• _What to work on_
Return exactly the line that contains "What data populates" and all lines beneath it in the entries, through the very last one.

• _Working data_
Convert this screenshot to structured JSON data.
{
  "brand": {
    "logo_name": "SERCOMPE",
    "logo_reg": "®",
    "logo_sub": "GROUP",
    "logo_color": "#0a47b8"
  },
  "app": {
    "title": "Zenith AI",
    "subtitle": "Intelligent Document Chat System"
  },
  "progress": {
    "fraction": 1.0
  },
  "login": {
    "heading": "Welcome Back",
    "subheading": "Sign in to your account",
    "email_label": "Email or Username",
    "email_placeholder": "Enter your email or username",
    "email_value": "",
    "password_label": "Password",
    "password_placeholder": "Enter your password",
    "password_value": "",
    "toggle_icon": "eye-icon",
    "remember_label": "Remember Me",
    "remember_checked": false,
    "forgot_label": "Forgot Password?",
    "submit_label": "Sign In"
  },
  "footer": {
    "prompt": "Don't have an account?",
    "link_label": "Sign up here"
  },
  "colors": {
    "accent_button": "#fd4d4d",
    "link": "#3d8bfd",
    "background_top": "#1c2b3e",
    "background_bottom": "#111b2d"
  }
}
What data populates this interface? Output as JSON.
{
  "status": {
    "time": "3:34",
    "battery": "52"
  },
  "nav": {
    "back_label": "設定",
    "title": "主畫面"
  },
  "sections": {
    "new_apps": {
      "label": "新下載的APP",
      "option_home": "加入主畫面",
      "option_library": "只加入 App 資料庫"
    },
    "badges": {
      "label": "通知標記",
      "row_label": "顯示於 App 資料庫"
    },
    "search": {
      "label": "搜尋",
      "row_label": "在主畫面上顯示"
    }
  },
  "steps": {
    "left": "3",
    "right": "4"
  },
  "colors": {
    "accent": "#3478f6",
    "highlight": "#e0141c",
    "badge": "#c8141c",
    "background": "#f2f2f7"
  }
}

• _Answer_
What data populates this interface? Output as JSON.
{
  "status": {
    "time": "3:34",
    "battery": "52"
  },
  "nav": {
    "back_label": "設定",
    "title": "主畫面"
  },
  "sections": {
    "new_apps": {
      "label": "新下載的APP",
      "option_home": "加入主畫面",
      "option_library": "只加入 App 資料庫"
    },
    "badges": {
      "label": "通知標記",
      "row_label": "顯示於 App 資料庫"
    },
    "search": {
      "label": "搜尋",
      "row_label": "在主畫面上顯示"
    }
  },
  "steps": {
    "left": "3",
    "right": "4"
  },
  "colors": {
    "accent": "#3478f6",
    "highlight": "#e0141c",
    "badge": "#c8141c",
    "background": "#f2f2f7"
  }
}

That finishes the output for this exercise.